From Fun to Full Potential
Congrats to Coaching Ireland for a great line-up this weekend in Sligo for the 11th National Coaching Forum titled “From Fun to Full Potential – Coaching the Whole Athlete”. International experts shared some fascinating thoughts and research on child development within sport, participation through the life cycle and coaching philosophy. There was a great attendance from coaches and teachers associated with a huge variety of sports. I found some of the practical workshops particularly enjoyable and will put some of the tips learned into practice this week !
Melissa Parker has a background in learning and education that has led her into the teaching of sport and physical education. She spoke about “Getting it Right in the Early Years”, an area where it’s clear, we need to do things better in Ireland. Melissa wants physically literate children, youth and adults. She defines that as “a child or person that has the skills, knowledges and dispositions to support continual lifelong engagement in meaningful physical activity”. What we have done hasn’t worked, as she detailed sharp drop-out rates in Ireland from the start of secondary school and at every transition thereafter. A large part of the reason for this is what we do poorly with younger children, either in the way we engage them or not engaging them at all. There is no rocket science in Melissa’s slide titled ” 5 Pieces Where Coaches can make a Difference” (with my words in brackets):
- Lots of Active Participation ( get more kids into the net of organised sport )
- Modified gamelike activities ( make it fun )
- Focus on fundamental transferable skills (equip kids to fulfill their potential in any sport)
- Positive supportive environment ( coach the child not the sport )
- High rates of success ( help kids achieve goals that are obtainable and reward effort )

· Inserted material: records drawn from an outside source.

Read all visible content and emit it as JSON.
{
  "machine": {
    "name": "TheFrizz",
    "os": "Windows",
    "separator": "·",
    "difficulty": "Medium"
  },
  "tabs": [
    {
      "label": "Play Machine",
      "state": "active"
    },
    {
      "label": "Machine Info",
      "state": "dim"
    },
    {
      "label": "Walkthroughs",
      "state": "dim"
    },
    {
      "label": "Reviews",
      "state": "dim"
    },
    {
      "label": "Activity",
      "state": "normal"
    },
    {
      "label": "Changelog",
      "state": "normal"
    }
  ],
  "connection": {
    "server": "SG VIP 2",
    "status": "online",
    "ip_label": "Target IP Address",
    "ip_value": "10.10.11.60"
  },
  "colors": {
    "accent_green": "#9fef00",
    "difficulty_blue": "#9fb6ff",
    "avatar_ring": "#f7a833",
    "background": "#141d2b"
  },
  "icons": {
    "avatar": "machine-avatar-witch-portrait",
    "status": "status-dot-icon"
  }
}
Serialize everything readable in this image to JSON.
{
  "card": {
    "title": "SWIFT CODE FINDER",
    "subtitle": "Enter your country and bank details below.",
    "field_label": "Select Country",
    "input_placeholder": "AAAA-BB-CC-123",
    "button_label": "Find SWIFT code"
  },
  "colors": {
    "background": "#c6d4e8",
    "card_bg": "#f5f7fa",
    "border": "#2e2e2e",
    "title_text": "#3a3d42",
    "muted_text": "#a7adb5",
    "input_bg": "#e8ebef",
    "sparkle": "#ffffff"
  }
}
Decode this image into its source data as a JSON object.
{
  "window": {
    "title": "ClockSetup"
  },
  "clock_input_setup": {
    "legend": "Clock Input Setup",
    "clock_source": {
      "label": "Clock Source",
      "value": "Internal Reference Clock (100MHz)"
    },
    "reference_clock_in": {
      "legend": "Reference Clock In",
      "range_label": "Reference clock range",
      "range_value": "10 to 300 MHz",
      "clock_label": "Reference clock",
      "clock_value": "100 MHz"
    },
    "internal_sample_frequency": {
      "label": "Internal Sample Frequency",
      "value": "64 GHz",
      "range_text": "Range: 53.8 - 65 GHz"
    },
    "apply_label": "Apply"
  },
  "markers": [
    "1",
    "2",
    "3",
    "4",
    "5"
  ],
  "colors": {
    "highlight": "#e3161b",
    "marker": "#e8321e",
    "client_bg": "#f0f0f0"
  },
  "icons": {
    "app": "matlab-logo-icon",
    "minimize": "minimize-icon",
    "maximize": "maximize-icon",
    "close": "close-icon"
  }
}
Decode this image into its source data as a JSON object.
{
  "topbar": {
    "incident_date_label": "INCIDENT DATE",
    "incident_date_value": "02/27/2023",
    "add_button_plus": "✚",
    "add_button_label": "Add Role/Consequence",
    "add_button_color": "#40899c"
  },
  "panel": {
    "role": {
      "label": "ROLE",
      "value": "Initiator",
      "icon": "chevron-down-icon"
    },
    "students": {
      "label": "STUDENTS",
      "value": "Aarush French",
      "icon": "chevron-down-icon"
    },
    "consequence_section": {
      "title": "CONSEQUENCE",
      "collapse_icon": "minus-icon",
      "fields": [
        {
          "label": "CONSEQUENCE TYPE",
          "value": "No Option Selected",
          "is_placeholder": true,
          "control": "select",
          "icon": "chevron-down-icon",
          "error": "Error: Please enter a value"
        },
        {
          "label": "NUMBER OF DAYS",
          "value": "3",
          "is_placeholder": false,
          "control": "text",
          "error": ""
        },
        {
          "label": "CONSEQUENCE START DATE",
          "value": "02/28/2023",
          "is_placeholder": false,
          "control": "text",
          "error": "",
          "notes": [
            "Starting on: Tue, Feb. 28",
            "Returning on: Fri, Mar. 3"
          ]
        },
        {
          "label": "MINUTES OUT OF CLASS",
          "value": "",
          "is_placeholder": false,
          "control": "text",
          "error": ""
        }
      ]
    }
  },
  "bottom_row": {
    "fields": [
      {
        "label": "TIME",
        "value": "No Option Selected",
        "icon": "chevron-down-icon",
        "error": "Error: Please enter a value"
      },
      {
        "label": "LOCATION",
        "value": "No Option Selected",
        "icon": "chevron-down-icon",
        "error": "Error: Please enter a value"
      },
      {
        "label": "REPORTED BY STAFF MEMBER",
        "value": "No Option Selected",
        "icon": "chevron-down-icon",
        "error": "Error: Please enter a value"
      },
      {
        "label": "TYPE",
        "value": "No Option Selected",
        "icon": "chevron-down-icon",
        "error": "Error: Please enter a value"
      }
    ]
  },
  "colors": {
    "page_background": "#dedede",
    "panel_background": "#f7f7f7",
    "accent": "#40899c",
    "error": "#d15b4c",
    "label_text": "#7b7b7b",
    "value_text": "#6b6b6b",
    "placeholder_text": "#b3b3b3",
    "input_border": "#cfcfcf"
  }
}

While there is no rocket science here, policymakers inside and outside sport have been very poor in facilitating these conditions. I believe our education system in Ireland generally reaches a very high standard but our schools aren’t fit for purpose when it comes to producing physically literate children, leaving the voluntary sector to pick up the slack. This happens in a haphazard way at best, and often not at all. This is my main motivation in trying a different approach with Project Fun Direction. Melissa’s closing thoughts are pictured below:
Dr Richard Bailey is an expert in the relationship between physical, sport and human development. His workshop titled “Talent, Genetics, Practice and Luck ” highlighted how sporting success is not only a mixture of nature and nurture, but to a large extent comes down to luck. Was an athlete born in the 3 months after the date cut-off for children’s age groups in that particular sport ? Were they born where they had access to quality facilities and coaches ? These are important considerations for coaches because the notion of spotting talent at a young age is actually ridiculous, like gazing into a crystal ball. What we spot at younger ages is actually advanced development, not better talent. We should never limit our view of a child’s potential by what they can do now. We need to understand more about them to make more informed judgements and expose them to the best coaching we can for as long as possible. Richard expressed a view that the best coaches should be teaching children in less advantaged areas whereas in reality, they tend to coach older athletes or children in areas that can afford to pay them to do it.
Almost every professional researcher I have come across in children’s sport advocates Carol Dweck’s book “Mindset”, which I am currently reading. It came up in two presentations this weekend and I would highly recommend it for any parents raising children regardless of whether you are looking at a sporting context or not. Essentially, Dweck believes people have either a Fixed mindset where they believe their qualities are carved in stone or a Growth mindset where they believe their basic qualities are things that can be cultivated through effort. In this way, a Growth mindset doesn’t pre-ordain or limit a child’s potential in their own head and recognises we cannot know this in advance. As parents and coaches, we can help foster a Growth mindset by prioritising effort over results and thereby encourage children to strive to reach their full potential, accepting we don’t know in advance what that is. One of Richard Bailey’s slides copied here sums up the differences up very well and may strike a chord with many of us adults, never mind thinking about our children !
Sergio Lara Bercial from the University of Leeds specialises in children’s coaching techniques and gave a great practical demonstration of non-sport specific games that build skills, strength and coordination. His exercises were simple but inspiring and as adults we had great fun trying them out while understanding the objectives behind them. They required simple pieces of everyday equipment and they transfer across a multitude of sports.
In summary, I met lots of interesting coaches and educators , picked up lots of great practical tips and also gained a better understanding of the psychology of what makes good coaching and how that can be applied to younger children in a way that works for them. Hopefully Coaching Ireland will make this an annual event !